Ref Volumes: 1604-1629
Author: Simon Healy
- 1. Aged 39 in 1621: T. Blore, Hist. Rutland, 49.
- 2. J. Wright, Hist. Rutland (1684), p. 112; Blore, 49.
- 3. Al. Cant.; GI Admiss.
- 4. Cal. Hunts. Wills comp. W.M. Noble, 222.
- 5. HMC Hastings, iv. 350; Wright, 112-13; Blore, 49; PROB 11/206, ff. 199-200; 11/208, f. 232v.
- 6. PROB 11/122, ff. 234-5.
- 7. Shaw, Knights of Eng. ii. 159.
- 8. Wright, 113; PROB 11/206, ff. 199-200.
- 9. List of Sheriffs comp. A. Hughes (PRO, L. and I. ix), 114.

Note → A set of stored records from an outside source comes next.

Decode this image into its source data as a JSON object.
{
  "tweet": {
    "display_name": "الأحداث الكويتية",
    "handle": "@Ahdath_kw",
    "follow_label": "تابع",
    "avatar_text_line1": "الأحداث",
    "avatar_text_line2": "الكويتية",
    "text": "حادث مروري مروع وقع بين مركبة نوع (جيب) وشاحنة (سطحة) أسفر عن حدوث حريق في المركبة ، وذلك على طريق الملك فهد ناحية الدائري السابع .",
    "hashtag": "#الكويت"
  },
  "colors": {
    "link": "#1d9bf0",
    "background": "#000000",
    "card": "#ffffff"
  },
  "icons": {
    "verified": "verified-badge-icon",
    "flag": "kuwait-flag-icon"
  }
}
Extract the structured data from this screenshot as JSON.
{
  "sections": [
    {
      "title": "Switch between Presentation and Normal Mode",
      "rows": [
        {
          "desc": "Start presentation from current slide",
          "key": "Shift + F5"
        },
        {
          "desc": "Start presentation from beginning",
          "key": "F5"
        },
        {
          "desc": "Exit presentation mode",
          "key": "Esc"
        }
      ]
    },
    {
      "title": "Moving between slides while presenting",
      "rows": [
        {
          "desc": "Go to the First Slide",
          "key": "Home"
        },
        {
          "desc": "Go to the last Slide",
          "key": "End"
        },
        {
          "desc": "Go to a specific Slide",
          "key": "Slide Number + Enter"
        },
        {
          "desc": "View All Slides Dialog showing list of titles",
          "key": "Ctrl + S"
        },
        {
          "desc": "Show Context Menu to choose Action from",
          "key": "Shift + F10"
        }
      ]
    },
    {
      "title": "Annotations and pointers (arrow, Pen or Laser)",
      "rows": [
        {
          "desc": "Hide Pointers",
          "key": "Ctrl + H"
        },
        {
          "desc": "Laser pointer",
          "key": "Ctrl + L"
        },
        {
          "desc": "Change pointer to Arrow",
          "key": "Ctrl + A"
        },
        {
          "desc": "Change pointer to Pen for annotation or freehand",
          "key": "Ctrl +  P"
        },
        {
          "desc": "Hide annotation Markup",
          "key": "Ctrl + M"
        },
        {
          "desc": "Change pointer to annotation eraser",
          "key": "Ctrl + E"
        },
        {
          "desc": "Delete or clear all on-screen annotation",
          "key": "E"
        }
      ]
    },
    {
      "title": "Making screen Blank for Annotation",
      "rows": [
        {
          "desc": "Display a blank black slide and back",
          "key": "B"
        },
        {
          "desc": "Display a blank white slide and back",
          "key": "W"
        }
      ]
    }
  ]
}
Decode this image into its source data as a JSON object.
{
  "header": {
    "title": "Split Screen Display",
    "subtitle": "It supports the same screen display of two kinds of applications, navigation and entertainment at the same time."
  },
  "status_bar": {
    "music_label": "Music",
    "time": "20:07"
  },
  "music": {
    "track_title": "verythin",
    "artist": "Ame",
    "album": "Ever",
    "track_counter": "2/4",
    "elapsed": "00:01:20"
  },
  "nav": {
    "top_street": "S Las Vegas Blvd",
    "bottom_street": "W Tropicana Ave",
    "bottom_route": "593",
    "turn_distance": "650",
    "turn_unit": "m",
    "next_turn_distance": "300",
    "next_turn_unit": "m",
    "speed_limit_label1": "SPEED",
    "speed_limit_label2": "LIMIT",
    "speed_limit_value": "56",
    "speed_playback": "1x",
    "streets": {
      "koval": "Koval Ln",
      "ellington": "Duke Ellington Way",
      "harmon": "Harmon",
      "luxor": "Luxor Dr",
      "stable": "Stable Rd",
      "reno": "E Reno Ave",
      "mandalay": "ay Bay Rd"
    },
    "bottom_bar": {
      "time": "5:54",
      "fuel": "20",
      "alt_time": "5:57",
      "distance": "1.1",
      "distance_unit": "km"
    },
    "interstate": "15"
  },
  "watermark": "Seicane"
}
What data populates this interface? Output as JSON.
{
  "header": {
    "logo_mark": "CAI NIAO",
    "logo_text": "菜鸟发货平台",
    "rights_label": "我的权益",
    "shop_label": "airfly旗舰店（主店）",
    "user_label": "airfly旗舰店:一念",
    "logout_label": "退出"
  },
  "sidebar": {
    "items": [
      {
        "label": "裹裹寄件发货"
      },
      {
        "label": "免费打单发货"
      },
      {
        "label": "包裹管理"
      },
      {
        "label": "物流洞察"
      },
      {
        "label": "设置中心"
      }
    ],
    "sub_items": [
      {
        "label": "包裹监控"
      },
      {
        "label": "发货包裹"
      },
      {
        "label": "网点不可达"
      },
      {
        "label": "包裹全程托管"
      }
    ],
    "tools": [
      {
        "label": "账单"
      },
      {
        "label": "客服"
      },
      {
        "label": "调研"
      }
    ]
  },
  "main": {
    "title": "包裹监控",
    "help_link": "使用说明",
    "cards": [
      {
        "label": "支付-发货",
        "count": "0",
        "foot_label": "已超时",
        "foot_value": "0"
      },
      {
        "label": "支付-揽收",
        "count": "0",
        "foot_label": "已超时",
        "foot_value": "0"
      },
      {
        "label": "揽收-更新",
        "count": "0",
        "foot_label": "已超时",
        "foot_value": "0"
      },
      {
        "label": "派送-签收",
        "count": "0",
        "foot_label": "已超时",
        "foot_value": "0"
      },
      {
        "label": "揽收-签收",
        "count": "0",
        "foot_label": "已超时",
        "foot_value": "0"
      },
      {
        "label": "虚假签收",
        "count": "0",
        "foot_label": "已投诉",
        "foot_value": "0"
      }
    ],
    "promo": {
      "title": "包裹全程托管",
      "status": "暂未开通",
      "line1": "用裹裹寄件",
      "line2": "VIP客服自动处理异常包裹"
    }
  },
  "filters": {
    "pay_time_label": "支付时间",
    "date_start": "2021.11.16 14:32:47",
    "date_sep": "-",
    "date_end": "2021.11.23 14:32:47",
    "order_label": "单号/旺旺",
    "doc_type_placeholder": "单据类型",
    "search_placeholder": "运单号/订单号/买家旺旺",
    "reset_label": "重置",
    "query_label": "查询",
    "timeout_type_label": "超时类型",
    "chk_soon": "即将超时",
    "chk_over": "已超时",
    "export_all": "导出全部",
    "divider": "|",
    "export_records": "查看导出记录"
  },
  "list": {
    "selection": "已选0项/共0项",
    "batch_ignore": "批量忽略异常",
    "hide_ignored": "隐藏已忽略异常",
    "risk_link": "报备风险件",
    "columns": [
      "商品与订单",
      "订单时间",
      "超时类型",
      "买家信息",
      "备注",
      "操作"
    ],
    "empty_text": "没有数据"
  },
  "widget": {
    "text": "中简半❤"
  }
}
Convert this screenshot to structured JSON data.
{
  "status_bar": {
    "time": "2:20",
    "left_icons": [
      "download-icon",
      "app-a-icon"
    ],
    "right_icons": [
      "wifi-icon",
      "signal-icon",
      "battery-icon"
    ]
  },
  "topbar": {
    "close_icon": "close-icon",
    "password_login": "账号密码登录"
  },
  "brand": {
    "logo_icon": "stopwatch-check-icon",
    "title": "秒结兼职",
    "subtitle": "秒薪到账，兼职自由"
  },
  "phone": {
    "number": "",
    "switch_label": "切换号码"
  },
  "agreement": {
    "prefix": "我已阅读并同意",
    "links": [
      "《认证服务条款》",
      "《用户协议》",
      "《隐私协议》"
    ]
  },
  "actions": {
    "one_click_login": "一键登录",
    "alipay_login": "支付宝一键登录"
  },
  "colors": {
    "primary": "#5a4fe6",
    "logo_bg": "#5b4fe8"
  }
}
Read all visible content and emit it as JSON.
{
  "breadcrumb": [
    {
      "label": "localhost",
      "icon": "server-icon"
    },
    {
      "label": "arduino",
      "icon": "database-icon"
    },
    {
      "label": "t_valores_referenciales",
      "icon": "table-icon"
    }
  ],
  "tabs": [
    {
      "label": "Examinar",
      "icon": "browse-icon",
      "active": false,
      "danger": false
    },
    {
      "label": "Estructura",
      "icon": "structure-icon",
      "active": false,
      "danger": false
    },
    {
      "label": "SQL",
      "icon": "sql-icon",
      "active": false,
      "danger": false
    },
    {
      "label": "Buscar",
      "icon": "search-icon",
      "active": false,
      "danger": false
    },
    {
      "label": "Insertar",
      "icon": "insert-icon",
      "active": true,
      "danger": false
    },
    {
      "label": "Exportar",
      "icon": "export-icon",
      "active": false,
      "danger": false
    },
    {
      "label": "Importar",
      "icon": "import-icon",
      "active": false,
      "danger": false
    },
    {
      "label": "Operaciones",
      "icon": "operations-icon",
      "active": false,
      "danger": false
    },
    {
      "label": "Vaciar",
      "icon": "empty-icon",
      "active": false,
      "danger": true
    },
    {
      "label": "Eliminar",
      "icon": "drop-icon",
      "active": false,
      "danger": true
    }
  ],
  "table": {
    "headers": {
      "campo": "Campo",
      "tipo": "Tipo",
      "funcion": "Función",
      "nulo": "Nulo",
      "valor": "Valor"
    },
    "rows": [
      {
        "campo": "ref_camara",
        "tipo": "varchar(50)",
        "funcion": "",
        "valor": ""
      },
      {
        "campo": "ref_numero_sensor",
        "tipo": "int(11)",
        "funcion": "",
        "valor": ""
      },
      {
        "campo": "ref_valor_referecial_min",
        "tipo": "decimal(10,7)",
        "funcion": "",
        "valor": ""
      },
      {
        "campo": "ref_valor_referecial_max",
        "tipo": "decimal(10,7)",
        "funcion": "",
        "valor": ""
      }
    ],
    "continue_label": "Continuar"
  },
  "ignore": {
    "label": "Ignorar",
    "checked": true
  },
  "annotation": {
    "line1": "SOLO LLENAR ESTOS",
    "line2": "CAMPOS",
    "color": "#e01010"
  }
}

- 10. C231/4, ff. 33, 153; C231/5, f. 317.
- 11. C181/2, f. 341; C212/22/20-1, 23; SR, v. 65; T. Rymer, Foedera, viii. pt. 2, p. 145.
- 12. SP16/119/62; Eg. 2986, f. 86.
- 13. E178/5595, ff. 3, 7, 10; E178/7154, f. 299C; C181/4, ff. 94, 161; SR, v. 107, 141, 152; Northants. RO, FH133.
- 14. Wright, 112; Blore, 49; Shaw, i. 156; C142/189/106; PROB 11/61, ff. 182-3.
- 15. Blore, 48; C2/Eliz./S5/8; C2/Chas.I/B18/14, 2/Chas.I/N17/7; APC, 1599-1600, pp. 73-4.
- 16. STAC 5/N6/11, deposition of Thomas Exton, question 7; STAC 8/220/32, deposition of Richard Tampion, question 31, deposition of Thomas Hunte, question 31.
- 17. Vis. Rutland (Harl. Soc. iii), 38-9; Vis. Hunts. (Cam. Soc. xliii), 131; Chamberlain Letters ed. N.E. McClure, i. 516.
- 18. SP23/69, p. 569; C54/2191/8; LC4/199, f. 458.
- 19. SP23/69, p. 569; C2/Chas.I/G35/31; CSP Dom. 1637-8, p. 261; 1640-1, p. 353; PC2/51, ff. 21v-22; Fasti Eccl. Ang. comp. J.M. Horn and D.M. Smith, iv. 7, 59.
- 20. Procs. 1625, p. 451.
- 21. J.E. Neale, ‘Rutland election of 1601’, EHR, lxi. 129-41.
- 22. Procs. 1626, ii. 175; iii. 231.
- 23. Procs. 1628, vi. 34-5; HMC Rutland, i. 496.
- 24. HMC 5th Rep. 402; CSP Dom. 1635, p. 498; 1635-6, pp. 208-9.
- 25. P.R. Newman, Roy. Officers in Eng. and Wales, 34-5; C. Davies, Stamford in the Civil War, passim; PROB 11/208, f. 232v; SP23/69, p. 568.
- 26. PROB 11/206, ff. 199-200.
- 27. MI quoted in Wright, 113; CCC, 850-2, but see also SP23/69, pp. 533, 547, 568-9; PROB 6/37, f. 17v; VCH Rutland, ii. 271.